_EXERCISE INSTRUCTIONS_.
Every record below must be returned word for word, with the pictures left out.

_EXERCISE MATERIAL_.
——————

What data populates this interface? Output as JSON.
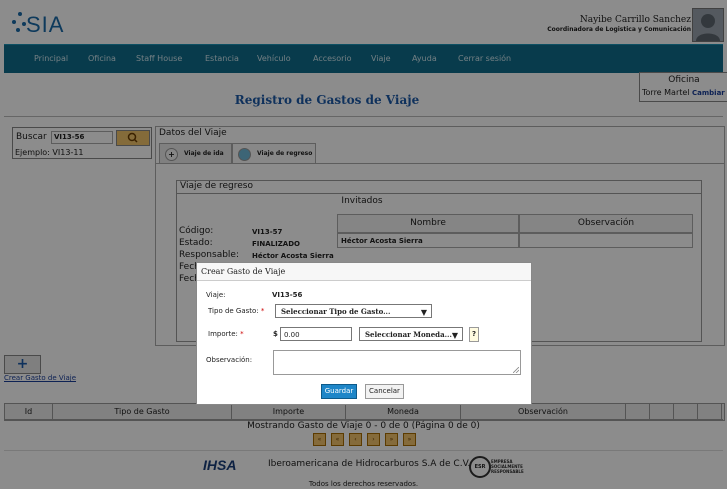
{
  "header": {
    "logo": "SIA",
    "user_name": "Nayibe Carrillo Sanchez",
    "user_role": "Coordinadora de Logistica y Comunicación"
  },
  "nav": [
    "Principal",
    "Oficina",
    "Staff House",
    "Estancia",
    "Vehículo",
    "Accesorio",
    "Viaje",
    "Ayuda",
    "Cerrar sesión"
  ],
  "office": {
    "title": "Oficina",
    "name": "Torre Martel",
    "change": "Cambiar"
  },
  "page_title": "Registro de Gastos de Viaje",
  "search": {
    "label": "Buscar",
    "value": "VI13-56",
    "example": "Ejemplo: VI13-11"
  },
  "trip": {
    "legend": "Datos del Viaje",
    "tabs": [
      "Viaje de ida",
      "Viaje de regreso"
    ],
    "section_title": "Viaje de regreso",
    "guests_title": "Invitados",
    "fields": [
      {
        "label": "Código:",
        "value": "VI13-57"
      },
      {
        "label": "Estado:",
        "value": "FINALIZADO"
      },
      {
        "label": "Responsable:",
        "value": "Héctor Acosta Sierra"
      },
      {
        "label": "Fech",
        "value": ""
      },
      {
        "label": "Fech",
        "value": ""
      }
    ],
    "guests_headers": [
      "Nombre",
      "Observación"
    ],
    "guests_rows": [
      {
        "name": "Héctor Acosta Sierra",
        "obs": ""
      }
    ]
  },
  "add": {
    "label": "Crear Gasto de Viaje"
  },
  "expenses": {
    "headers": [
      "Id",
      "Tipo de Gasto",
      "Importe",
      "Moneda",
      "Observación"
    ],
    "status": "Mostrando Gasto de Viaje 0 - 0 de 0 (Página 0 de 0)",
    "pager": [
      "«",
      "«",
      "‹",
      "›",
      "»",
      "»"
    ]
  },
  "footer": {
    "company": "Iberoamericana de Hidrocarburos S.A de C.V.",
    "logo_text": "IHSA",
    "esr_text": "EMPRESA SOCIALMENTE RESPONSABLE",
    "esr_badge": "ESR",
    "rights": "Todos los derechos reservados."
  },
  "modal": {
    "title": "Crear Gasto de Viaje",
    "trip_label": "Viaje:",
    "trip_value": "VI13-56",
    "type_label": "Tipo de Gasto:",
    "type_value": "Seleccionar Tipo de Gasto...",
    "amount_label": "Importe:",
    "currency_symbol": "$",
    "amount_value": "0.00",
    "currency_value": "Seleccionar Moneda...",
    "help": "?",
    "obs_label": "Observación:",
    "required_mark": "*",
    "save": "Guardar",
    "cancel": "Cancelar"
  }
}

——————

_RESPONSE FOR THIS EXERCISE_.
What data populates this interface? Output as JSON.
{
  "header": {
    "logo": "SIA",
    "user_name": "Nayibe Carrillo Sanchez",
    "user_role": "Coordinadora de Logistica y Comunicación"
  },
  "nav": [
    "Principal",
    "Oficina",
    "Staff House",
    "Estancia",
    "Vehículo",
    "Accesorio",
    "Viaje",
    "Ayuda",
    "Cerrar sesión"
  ],
  "office": {
    "title": "Oficina",
    "name": "Torre Martel",
    "change": "Cambiar"
  },
  "page_title": "Registro de Gastos de Viaje",
  "search": {
    "label": "Buscar",
    "value": "VI13-56",
    "example": "Ejemplo: VI13-11"
  },
  "trip": {
    "legend": "Datos del Viaje",
    "tabs": [
      "Viaje de ida",
      "Viaje de regreso"
    ],
    "section_title": "Viaje de regreso",
    "guests_title": "Invitados",
    "fields": [
      {
        "label": "Código:",
        "value": "VI13-57"
      },
      {
        "label": "Estado:",
        "value": "FINALIZADO"
      },
      {
        "label": "Responsable:",
        "value": "Héctor Acosta Sierra"
      },
      {
        "label": "Fech",
        "value": ""
      },
      {
        "label": "Fech",
        "value": ""
      }
    ],
    "guests_headers": [
      "Nombre",
      "Observación"
    ],
    "guests_rows": [
      {
        "name": "Héctor Acosta Sierra",
        "obs": ""
      }
    ]
  },
  "add": {
    "label": "Crear Gasto de Viaje"
  },
  "expenses": {
    "headers": [
      "Id",
      "Tipo de Gasto",
      "Importe",
      "Moneda",
      "Observación"
    ],
    "status": "Mostrando Gasto de Viaje 0 - 0 de 0 (Página 0 de 0)",
    "pager": [
      "«",
      "«",
      "‹",
      "›",
      "»",
      "»"
    ]
  },
  "footer": {
    "company": "Iberoamericana de Hidrocarburos S.A de C.V.",
    "logo_text": "IHSA",
    "esr_text": "EMPRESA SOCIALMENTE RESPONSABLE",
    "esr_badge": "ESR",
    "rights": "Todos los derechos reservados."
  },
  "modal": {
    "title": "Crear Gasto de Viaje",
    "trip_label": "Viaje:",
    "trip_value": "VI13-56",
    "type_label": "Tipo de Gasto:",
    "type_value": "Seleccionar Tipo de Gasto...",
    "amount_label": "Importe:",
    "currency_symbol": "$",
    "amount_value": "0.00",
    "currency_value": "Seleccionar Moneda...",
    "help": "?",
    "obs_label": "Observación:",
    "required_mark": "*",
    "save": "Guardar",
    "cancel": "Cancelar"
  }
}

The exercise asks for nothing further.